Candlestick Park and Cow Palace. Two stadiums (stadia?) that not only share the same initials, but practically the same San Fransiscan zip code. And venues that, 18 years  apart, played host to a brace of British beat groups who hung up their gig bags for the last time whilst in the Bay Area.

The Beatles' last hurrah in 1966 is well documented: John knew it was going to be the last time - he even took an early selfie of himself with his back to the crowd. Slade, on the other hand, found themselve supporting Ozzy Osbourne in 1984 and, probably, never knew the significance of the evening's performance. When they returned to blighty Noddy Holder would slowly retreat from the band before finally telling the other three he'd had enough.

My good friend Mark Smith, pictured above, came to visit at the weekend. Mark was practically the fifth member of Slade; his love of the band is well documented and it came as no surprise when he called his first born Noddy and had the letters S L A D E tattooed on his knuckles.*

* As with a lot of content on the internet, some facts contained in the last paragraph may need checking out.

Saturday 5 July 2014

Let's Get Physical

In the summer of 1974 the rock behemoth that was Led Zeppelin retreated to the country and recorded a selection of tunes that would come to define them. The resulting album would be their Exile on Main Street, their White Album, if you will.

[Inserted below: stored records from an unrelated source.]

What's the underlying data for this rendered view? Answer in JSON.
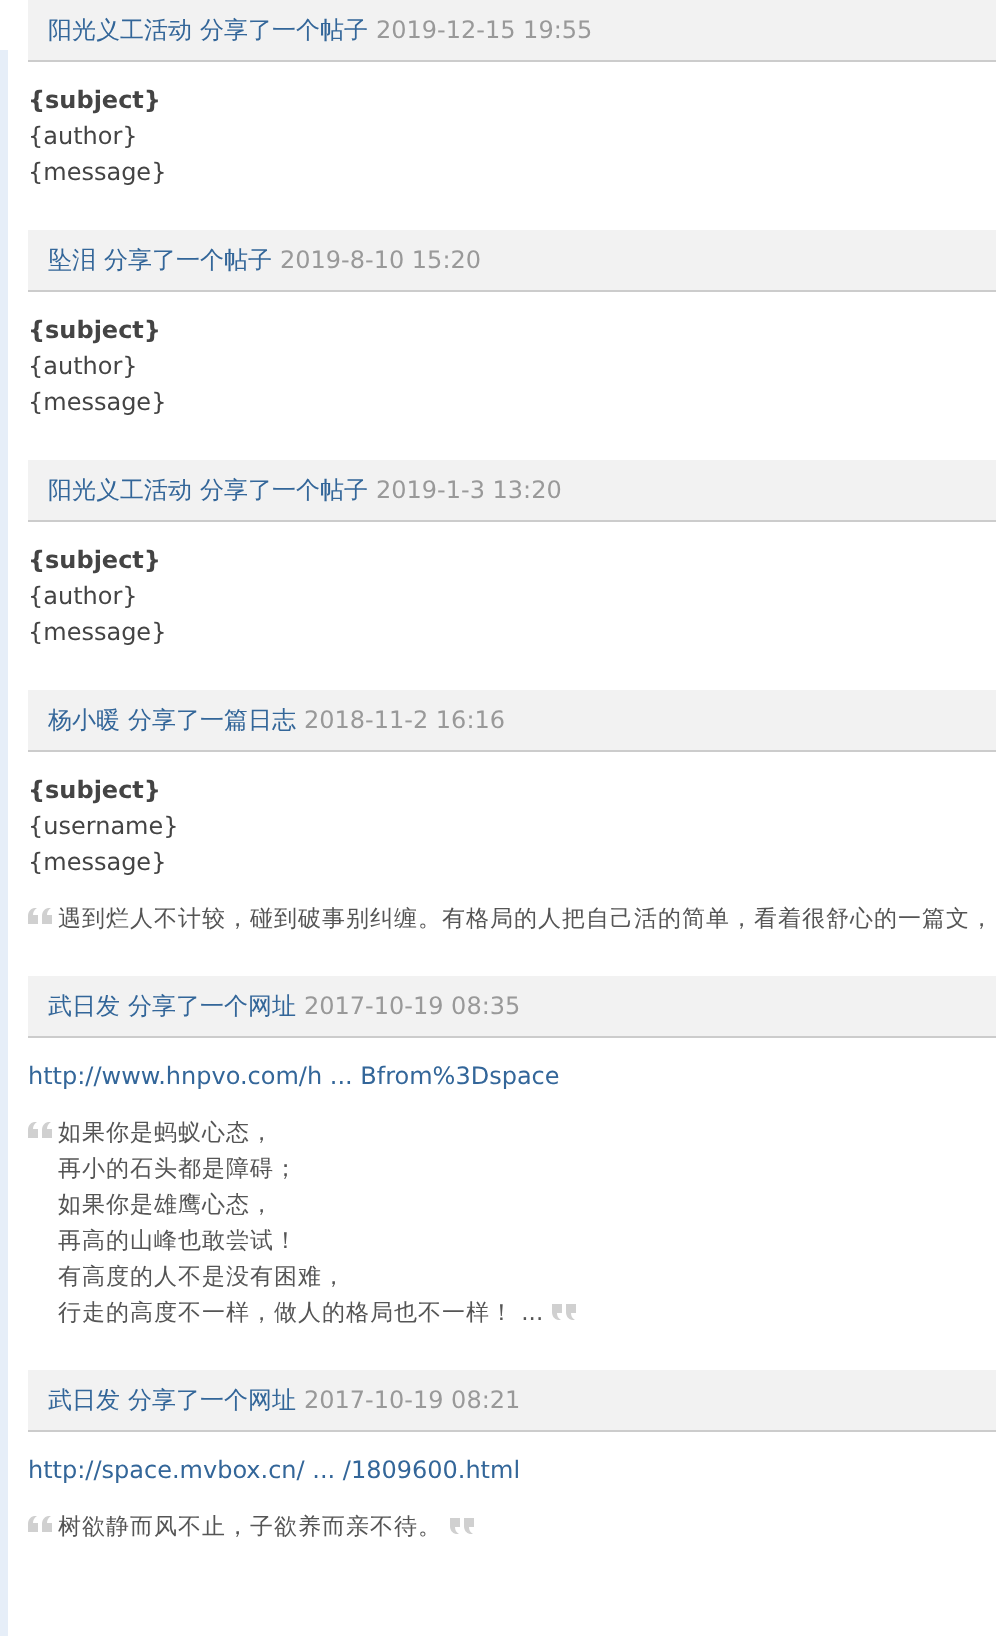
{
  "feed": [
    {
      "user": "阳光义工活动",
      "action": "分享了一个帖子",
      "time": "2019-12-15 19:55",
      "lines": [
        {
          "kind": "subject",
          "text": "{subject}"
        },
        {
          "kind": "plain",
          "text": "{author}"
        },
        {
          "kind": "plain",
          "text": "{message}"
        }
      ]
    },
    {
      "user": "坠泪",
      "action": "分享了一个帖子",
      "time": "2019-8-10 15:20",
      "lines": [
        {
          "kind": "subject",
          "text": "{subject}"
        },
        {
          "kind": "plain",
          "text": "{author}"
        },
        {
          "kind": "plain",
          "text": "{message}"
        }
      ]
    },
    {
      "user": "阳光义工活动",
      "action": "分享了一个帖子",
      "time": "2019-1-3 13:20",
      "lines": [
        {
          "kind": "subject",
          "text": "{subject}"
        },
        {
          "kind": "plain",
          "text": "{author}"
        },
        {
          "kind": "plain",
          "text": "{message}"
        }
      ]
    },
    {
      "user": "杨小暖",
      "action": "分享了一篇日志",
      "time": "2018-11-2 16:16",
      "lines": [
        {
          "kind": "subject",
          "text": "{subject}"
        },
        {
          "kind": "plain",
          "text": "{username}"
        },
        {
          "kind": "plain",
          "text": "{message}"
        }
      ],
      "quote": {
        "lines": [
          "遇到烂人不计较，碰到破事别纠缠。有格局的人把自己活的简单，看着很舒心的一篇文，"
        ],
        "closing_mark": false
      }
    },
    {
      "user": "武日发",
      "action": "分享了一个网址",
      "time": "2017-10-19 08:35",
      "lines": [
        {
          "kind": "link",
          "text": "http://www.hnpvo.com/h ... Bfrom%3Dspace"
        }
      ],
      "quote": {
        "lines": [
          "如果你是蚂蚁心态，",
          "再小的石头都是障碍；",
          "如果你是雄鹰心态，",
          "再高的山峰也敢尝试！",
          "有高度的人不是没有困难，",
          "行走的高度不一样，做人的格局也不一样！ ..."
        ],
        "closing_mark": true
      }
    },
    {
      "user": "武日发",
      "action": "分享了一个网址",
      "time": "2017-10-19 08:21",
      "lines": [
        {
          "kind": "link",
          "text": "http://space.mvbox.cn/ ... /1809600.html"
        }
      ],
      "quote": {
        "lines": [
          "树欲静而风不止，子欲养而亲不待。"
        ],
        "closing_mark": true
      }
    }
  ]
}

That's right, an album so big in every sense of the word it would have to be released as a double album and housed in an all singing, all dancing, gatefold sleeve. Physical Graffiti, when it came out in February of the following year, would, at a stroke, put every rock album that had ever been released before it in the shade.

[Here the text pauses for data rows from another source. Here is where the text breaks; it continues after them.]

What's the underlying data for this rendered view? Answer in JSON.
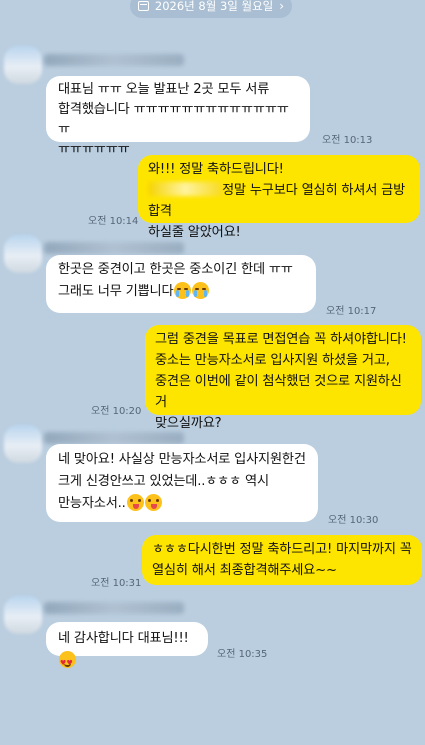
{
  "date_header": {
    "label": "2026년 8월 3일 월요일"
  },
  "messages": [
    {
      "side": "in",
      "lines": [
        "대표님 ㅠㅠ 오늘 발표난 2곳 모두 서류",
        "합격했습니다 ㅠㅠㅠㅠㅠㅠㅠㅠㅠㅠㅠㅠㅠㅠ",
        "ㅠㅠㅠㅠㅠㅠ"
      ],
      "time": "오전 10:13"
    },
    {
      "side": "out",
      "lines": [
        "와!!! 정말 축하드립니다!",
        "정말 누구보다 열심히 하셔서 금방 합격",
        "하실줄 알았어요!"
      ],
      "time": "오전 10:14"
    },
    {
      "side": "in",
      "lines": [
        "한곳은 중견이고 한곳은 중소이긴 한데 ㅠㅠ",
        "그래도 너무 기쁩니다"
      ],
      "time": "오전 10:17"
    },
    {
      "side": "out",
      "lines": [
        "그럼 중견을 목표로 면접연습 꼭 하셔야합니다!",
        "중소는 만능자소서로 입사지원 하셨을 거고,",
        "중견은 이번에 같이 첨삭했던 것으로 지원하신거",
        "맞으실까요?"
      ],
      "time": "오전 10:20"
    },
    {
      "side": "in",
      "lines": [
        "네 맞아요! 사실상 만능자소서로 입사지원한건",
        "크게 신경안쓰고 있었는데..ㅎㅎㅎ 역시",
        "만능자소서.."
      ],
      "time": "오전 10:30"
    },
    {
      "side": "out",
      "lines": [
        "ㅎㅎㅎ다시한번 정말 축하드리고! 마지막까지 꼭",
        "열심히 해서 최종합격해주세요~~"
      ],
      "time": "오전 10:31"
    },
    {
      "side": "in",
      "lines": [
        "네 감사합니다 대표님!!!"
      ],
      "time": "오전 10:35"
    }
  ],
  "emoji_names": [
    "crying-face-icon",
    "winking-tongue-face-icon",
    "heart-eyes-face-icon"
  ]
}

The sleeve depicts a pair of tenement blocks in New York and as men of a certain age (and women for that matter) will tell you, in the seventies you saw an album long before you ever heard it: the artwork was as crucial to the success of an album as the strength of its songs, the dexterity of the guitar solos or the dark art skills of the knob twiddlers.

And Physical Graffiti was no exception. From taking it out of the rack in the record shop, paying for it at the counter and bringing it home on the bus, you couldn't take your eyes off the cover. Where was the photograph taken? Who was that sat on the steps? What does it remind me of?
And, of course, the question we all asked ourselves: will it be as good as Houses of the Holy?

The answers I came up with: 96-98 St Mark's Place, Greenwich Village - where the basement is now home to Physical Graffitea. John Bonham. Jose Feliciano's Compartments (pictured above right) and, oh yes, it was as good as anything they would ever release.

Tuesday 1 July 2014

3597 Medd Ave, Mount Airy, MD

From time to time I google Medd and see what's shakin' on the hill. My latest reconnoiter took me to an American real estate website. Therein I found a tasty four bed, four bath pile sitting in seven acres in Maryland. Situated between Frederick and Baltimore and a mere eight hour drive from New York City, I think, at $499,900 (£290,000), I've just found my dream house.

Take a look for yourself.